The rule also requires private insurers to disclose the exact dollar amount they pay healthcare providers for specific services. Consumers can then gauge whether they’re being charged too much for a particular procedure or treatment and look elsewhere.
As Secretary of Labor Eugene Scalia says, “American workers in employer-sponsored health plans will now have access to real-time, personalized cost-sharing information that empowers them to shop and compare costs between specific providers before receiving care.”
Implementing price transparency, moreover, will relieve pressure from the many Americans who have been financially hurt by COVID-19. Even before the pandemic, 16 percent of Americans had received a surprise medical bill, and 22 percent were scared to go to the doctor because they didn’t think they could afford it.
Timothy Regan’s story shows why many Americans are afraid to seek care even during a global pandemic. Mr. Regan went to the ER after experiencing coronavirus symptoms but, instead of receiving a COVID-19 test, he underwent a regime of unrelated diagnostic tests. Because he never took a COVID-19 test, his insurance company tried to deny him coverage and left him with a bill for $3,200.
Forcing insurers and hospitals to tell patients how much treatment costs will alleviate these types of worries and drive down prices by increasing competition. Americans should feel they can go to the hospital when they need care, and we should encourage people to get tested, not hit them with surprise bills.
No one goes to the Apple Store to buy an iPhone without finding out how much the phone and its contract cost. If a company like Apple doesn’t reveal its prices, it would soon go out of business. Price tags exist when we buy a phone or eat out; there is no reason this same basic principle shouldn’t apply when Americans shop for healthcare.
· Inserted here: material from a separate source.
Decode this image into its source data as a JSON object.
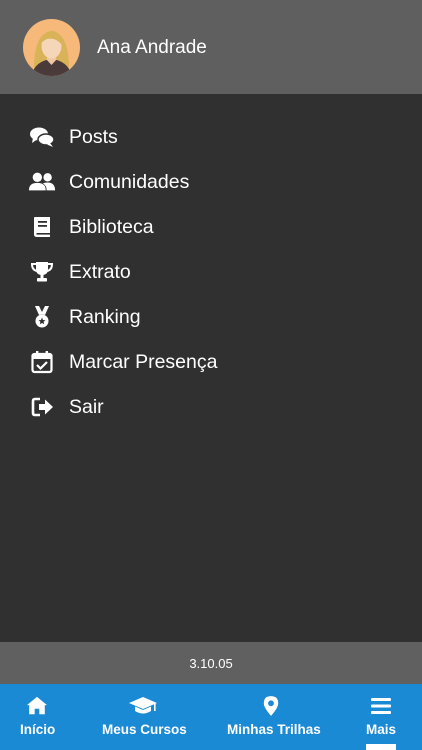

Empirical research shows price transparency could save the average family approximately $11,000 annually and cut healthcare costs by more than 30 percent. Insurers and hospitals would have to compete with each other to offer the lowest prices. If a patient is being charged thousands for routine tests, like an MRI, they could go elsewhere and receive the same care for less.
These savings would boost our economy while we recover from COVID-19. The esteemed economist Arthur Laffer argues, “the rules will unleash a real market in healthcare, usher in competition and choice, dramatically lowering the costs of care and coverage. Fewer dollars going to healthcare and more going to wages, jobs and small businesses in our local communities will help boost our nation’s economic recovery.”
Secretary Azar has helped President Trump achieve a huge victory for the American people. Implementing price transparency will save families thousands of dollars and bring free-market forces to bear on healthcare. This reform couldn’t be more timely and wouldn’t have been possible without Secretary Azar’s relentless effort.
Ken Blackwell is a Senior Fellow for Human Rights and Constitutional Governance, at the Family Research Council. He is a member of the board directors of the Club For Growth.